STB stated last week that tourist arrivals to Singapore will reach 6.3 million in 2022, headed by Indonesia with 1.1 million tourists, India with 686,000 visitors, and Malaysia with 591,000 locals visiting Singapore on visitor permits.
A statement: “Barring unexpected circumstances, tourism activity is now expected to recover to pre-pandemic levels by 2024”.
Tourism revenues (TR) are expected to be between $13.8 and $14.3 billion1 (50 to 52 percent of 2019 TR). Indonesia, India, and Australia were the leading TR-generating markets, contributing $1.1 billion, $704 million, and $633 million in TR, respectively (excluding Sightseeing, Entertainment, and Gaming).
Visitors are also spending more time in Singapore than they were prior to the pandemic. When Singapore no longer enforced quarantine for fully-vaccinated passengers in the latter three quarters of the year (April-December 2022), the average duration of stay was roughly 4.81 days. This is a huge rise over the previous year’s 3.36 days.
Keith Tan, Chief Executive of, the Singapore Tourism Board (STB), said: “Our 2022 tourism performance underscores Singapore’s appeal as a leading business and leisure destination for post-pandemic travelers. To sustain our growth in 2023 and beyond, we will expand our partnerships, build up a rich year-round calendar of events, ramp up investment in new and refreshed products and experiences, and continue to support industry efforts to build the capabilities they need to meet consumer demands.”

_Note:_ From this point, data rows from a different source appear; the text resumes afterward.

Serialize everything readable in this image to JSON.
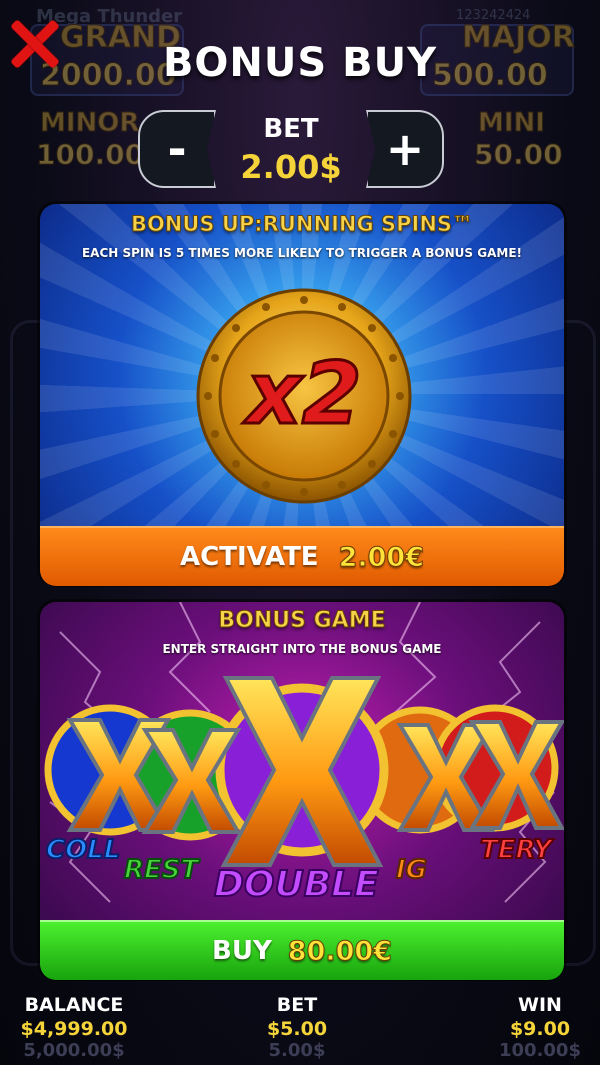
{
  "background": {
    "game_title": "Mega Thunder",
    "game_id": "123242424",
    "jackpots": [
      {
        "label": "GRAND",
        "value": "2000.00"
      },
      {
        "label": "MAJOR",
        "value": "500.00"
      },
      {
        "label": "MINOR",
        "value": "100.00"
      },
      {
        "label": "MINI",
        "value": "50.00"
      }
    ]
  },
  "header": {
    "title": "BONUS BUY",
    "close_icon": "close-icon"
  },
  "bet_selector": {
    "minus_label": "-",
    "plus_label": "+",
    "label": "BET",
    "value": "2.00$"
  },
  "offers": [
    {
      "title": "BONUS UP:RUNNING SPINS™",
      "description": "EACH SPIN IS 5 TIMES MORE LIKELY TO TRIGGER A BONUS GAME!",
      "badge": "x2",
      "button_label": "ACTIVATE",
      "button_price": "2.00€",
      "accent": "#ff7a0f"
    },
    {
      "title": "BONUS GAME",
      "description": "ENTER STRAIGHT INTO THE BONUS GAME",
      "symbol_labels": [
        "COLL",
        "REST",
        "DOUBLE",
        "IG",
        "TERY"
      ],
      "button_label": "BUY",
      "button_price": "80.00€",
      "accent": "#2ecc1a"
    }
  ],
  "footer": {
    "balance_label": "BALANCE",
    "balance_value": "$4,999.00",
    "balance_ghost": "5,000.00$",
    "bet_label": "BET",
    "bet_value": "$5.00",
    "bet_ghost": "5.00$",
    "win_label": "WIN",
    "win_value": "$9.00",
    "win_ghost": "100.00$"
  }
}
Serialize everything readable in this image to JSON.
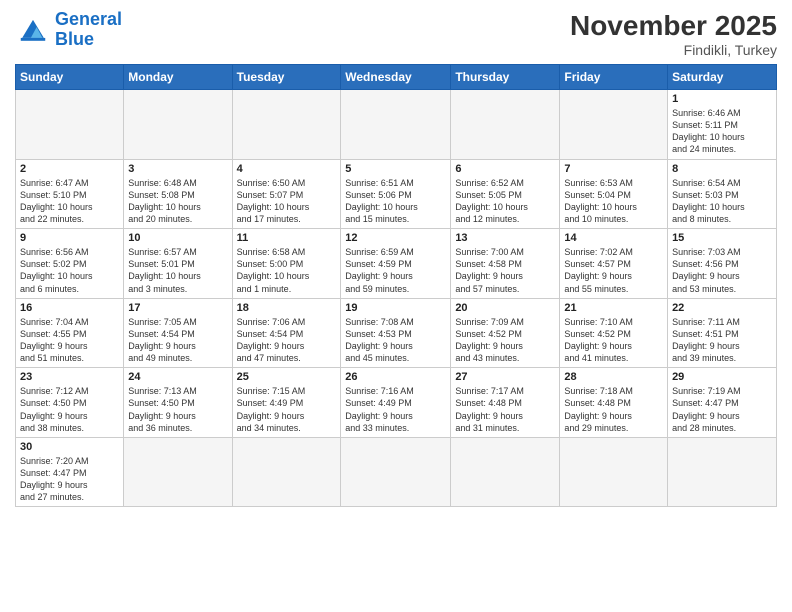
{
  "header": {
    "logo_general": "General",
    "logo_blue": "Blue",
    "month": "November 2025",
    "location": "Findikli, Turkey"
  },
  "days_of_week": [
    "Sunday",
    "Monday",
    "Tuesday",
    "Wednesday",
    "Thursday",
    "Friday",
    "Saturday"
  ],
  "weeks": [
    [
      {
        "num": "",
        "info": ""
      },
      {
        "num": "",
        "info": ""
      },
      {
        "num": "",
        "info": ""
      },
      {
        "num": "",
        "info": ""
      },
      {
        "num": "",
        "info": ""
      },
      {
        "num": "",
        "info": ""
      },
      {
        "num": "1",
        "info": "Sunrise: 6:46 AM\nSunset: 5:11 PM\nDaylight: 10 hours\nand 24 minutes."
      }
    ],
    [
      {
        "num": "2",
        "info": "Sunrise: 6:47 AM\nSunset: 5:10 PM\nDaylight: 10 hours\nand 22 minutes."
      },
      {
        "num": "3",
        "info": "Sunrise: 6:48 AM\nSunset: 5:08 PM\nDaylight: 10 hours\nand 20 minutes."
      },
      {
        "num": "4",
        "info": "Sunrise: 6:50 AM\nSunset: 5:07 PM\nDaylight: 10 hours\nand 17 minutes."
      },
      {
        "num": "5",
        "info": "Sunrise: 6:51 AM\nSunset: 5:06 PM\nDaylight: 10 hours\nand 15 minutes."
      },
      {
        "num": "6",
        "info": "Sunrise: 6:52 AM\nSunset: 5:05 PM\nDaylight: 10 hours\nand 12 minutes."
      },
      {
        "num": "7",
        "info": "Sunrise: 6:53 AM\nSunset: 5:04 PM\nDaylight: 10 hours\nand 10 minutes."
      },
      {
        "num": "8",
        "info": "Sunrise: 6:54 AM\nSunset: 5:03 PM\nDaylight: 10 hours\nand 8 minutes."
      }
    ],
    [
      {
        "num": "9",
        "info": "Sunrise: 6:56 AM\nSunset: 5:02 PM\nDaylight: 10 hours\nand 6 minutes."
      },
      {
        "num": "10",
        "info": "Sunrise: 6:57 AM\nSunset: 5:01 PM\nDaylight: 10 hours\nand 3 minutes."
      },
      {
        "num": "11",
        "info": "Sunrise: 6:58 AM\nSunset: 5:00 PM\nDaylight: 10 hours\nand 1 minute."
      },
      {
        "num": "12",
        "info": "Sunrise: 6:59 AM\nSunset: 4:59 PM\nDaylight: 9 hours\nand 59 minutes."
      },
      {
        "num": "13",
        "info": "Sunrise: 7:00 AM\nSunset: 4:58 PM\nDaylight: 9 hours\nand 57 minutes."
      },
      {
        "num": "14",
        "info": "Sunrise: 7:02 AM\nSunset: 4:57 PM\nDaylight: 9 hours\nand 55 minutes."
      },
      {
        "num": "15",
        "info": "Sunrise: 7:03 AM\nSunset: 4:56 PM\nDaylight: 9 hours\nand 53 minutes."
      }
    ],
    [
      {
        "num": "16",
        "info": "Sunrise: 7:04 AM\nSunset: 4:55 PM\nDaylight: 9 hours\nand 51 minutes."
      },
      {
        "num": "17",
        "info": "Sunrise: 7:05 AM\nSunset: 4:54 PM\nDaylight: 9 hours\nand 49 minutes."
      },
      {
        "num": "18",
        "info": "Sunrise: 7:06 AM\nSunset: 4:54 PM\nDaylight: 9 hours\nand 47 minutes."
      },
      {
        "num": "19",
        "info": "Sunrise: 7:08 AM\nSunset: 4:53 PM\nDaylight: 9 hours\nand 45 minutes."
      },
      {
        "num": "20",
        "info": "Sunrise: 7:09 AM\nSunset: 4:52 PM\nDaylight: 9 hours\nand 43 minutes."
      },
      {
        "num": "21",
        "info": "Sunrise: 7:10 AM\nSunset: 4:52 PM\nDaylight: 9 hours\nand 41 minutes."
      },
      {
        "num": "22",
        "info": "Sunrise: 7:11 AM\nSunset: 4:51 PM\nDaylight: 9 hours\nand 39 minutes."
      }
    ],
    [
      {
        "num": "23",
        "info": "Sunrise: 7:12 AM\nSunset: 4:50 PM\nDaylight: 9 hours\nand 38 minutes."
      },
      {
        "num": "24",
        "info": "Sunrise: 7:13 AM\nSunset: 4:50 PM\nDaylight: 9 hours\nand 36 minutes."
      },
      {
        "num": "25",
        "info": "Sunrise: 7:15 AM\nSunset: 4:49 PM\nDaylight: 9 hours\nand 34 minutes."
      },
      {
        "num": "26",
        "info": "Sunrise: 7:16 AM\nSunset: 4:49 PM\nDaylight: 9 hours\nand 33 minutes."
      },
      {
        "num": "27",
        "info": "Sunrise: 7:17 AM\nSunset: 4:48 PM\nDaylight: 9 hours\nand 31 minutes."
      },
      {
        "num": "28",
        "info": "Sunrise: 7:18 AM\nSunset: 4:48 PM\nDaylight: 9 hours\nand 29 minutes."
      },
      {
        "num": "29",
        "info": "Sunrise: 7:19 AM\nSunset: 4:47 PM\nDaylight: 9 hours\nand 28 minutes."
      }
    ],
    [
      {
        "num": "30",
        "info": "Sunrise: 7:20 AM\nSunset: 4:47 PM\nDaylight: 9 hours\nand 27 minutes."
      },
      {
        "num": "",
        "info": ""
      },
      {
        "num": "",
        "info": ""
      },
      {
        "num": "",
        "info": ""
      },
      {
        "num": "",
        "info": ""
      },
      {
        "num": "",
        "info": ""
      },
      {
        "num": "",
        "info": ""
      }
    ]
  ]
}
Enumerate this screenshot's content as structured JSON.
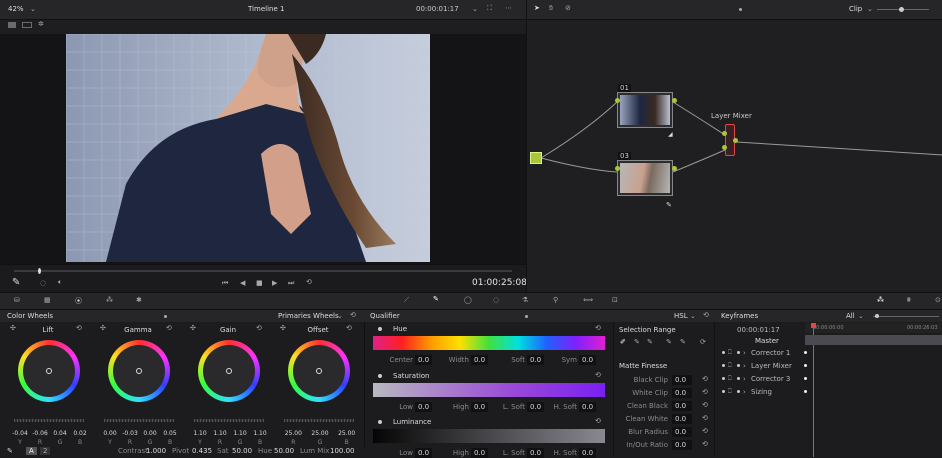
{
  "viewer": {
    "zoom": "42%",
    "timeline_name": "Timeline 1",
    "source_timecode": "00:00:01:17",
    "record_timecode": "01:00:25:08"
  },
  "nodes": {
    "mode": "Clip",
    "node1_label": "01",
    "node2_label": "03",
    "layer_mixer_label": "Layer Mixer"
  },
  "color_wheels": {
    "title": "Color Wheels",
    "mode": "Primaries Wheels",
    "wheels": [
      {
        "name": "Lift",
        "values": [
          "-0.04",
          "-0.06",
          "0.04",
          "0.02"
        ],
        "channels": [
          "Y",
          "R",
          "G",
          "B"
        ]
      },
      {
        "name": "Gamma",
        "values": [
          "0.00",
          "-0.03",
          "0.00",
          "0.05"
        ],
        "channels": [
          "Y",
          "R",
          "G",
          "B"
        ]
      },
      {
        "name": "Gain",
        "values": [
          "1.10",
          "1.10",
          "1.10",
          "1.10"
        ],
        "channels": [
          "Y",
          "R",
          "G",
          "B"
        ]
      },
      {
        "name": "Offset",
        "values": [
          "25.00",
          "25.00",
          "25.00"
        ],
        "channels": [
          "R",
          "G",
          "B"
        ]
      }
    ],
    "footer": {
      "page": "2",
      "contrast_label": "Contrast",
      "contrast": "1.000",
      "pivot_label": "Pivot",
      "pivot": "0.435",
      "sat_label": "Sat",
      "sat": "50.00",
      "hue_label": "Hue",
      "hue": "50.00",
      "lummix_label": "Lum Mix",
      "lummix": "100.00"
    }
  },
  "qualifier": {
    "title": "Qualifier",
    "mode": "HSL",
    "hue": {
      "label": "Hue",
      "params": [
        [
          "Center",
          "0.0"
        ],
        [
          "Width",
          "0.0"
        ],
        [
          "Soft",
          "0.0"
        ],
        [
          "Sym",
          "0.0"
        ]
      ]
    },
    "saturation": {
      "label": "Saturation",
      "params": [
        [
          "Low",
          "0.0"
        ],
        [
          "High",
          "0.0"
        ],
        [
          "L. Soft",
          "0.0"
        ],
        [
          "H. Soft",
          "0.0"
        ]
      ]
    },
    "luminance": {
      "label": "Luminance",
      "params": [
        [
          "Low",
          "0.0"
        ],
        [
          "High",
          "0.0"
        ],
        [
          "L. Soft",
          "0.0"
        ],
        [
          "H. Soft",
          "0.0"
        ]
      ]
    },
    "selection_range": "Selection Range",
    "matte_finesse": "Matte Finesse",
    "matte": [
      [
        "Black Clip",
        "0.0"
      ],
      [
        "White Clip",
        "0.0"
      ],
      [
        "Clean Black",
        "0.0"
      ],
      [
        "Clean White",
        "0.0"
      ],
      [
        "Blur Radius",
        "0.0"
      ],
      [
        "In/Out Ratio",
        "0.0"
      ]
    ]
  },
  "keyframes": {
    "title": "Keyframes",
    "filter": "All",
    "timecode": "00:00:01:17",
    "ruler_start": "00:00:00:00",
    "ruler_end": "00:00:26:03",
    "master": "Master",
    "tracks": [
      "Corrector 1",
      "Layer Mixer",
      "Corrector 3",
      "Sizing"
    ]
  },
  "colors": {
    "accent": "#e04848",
    "node_green": "#a8c83a",
    "panel": "#232326",
    "bg": "#1b1b1d"
  }
}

STB anticipates that the tourist sector will maintain its growth pace this year, owing to increased air connectivity and capacity and China’s progressive reopening. International visitor numbers are predicted to be between 12 and 14 million, resulting in between $18 and $21 billion in tourist receipts – around two-thirds to three-quarters of the levels seen in 2019.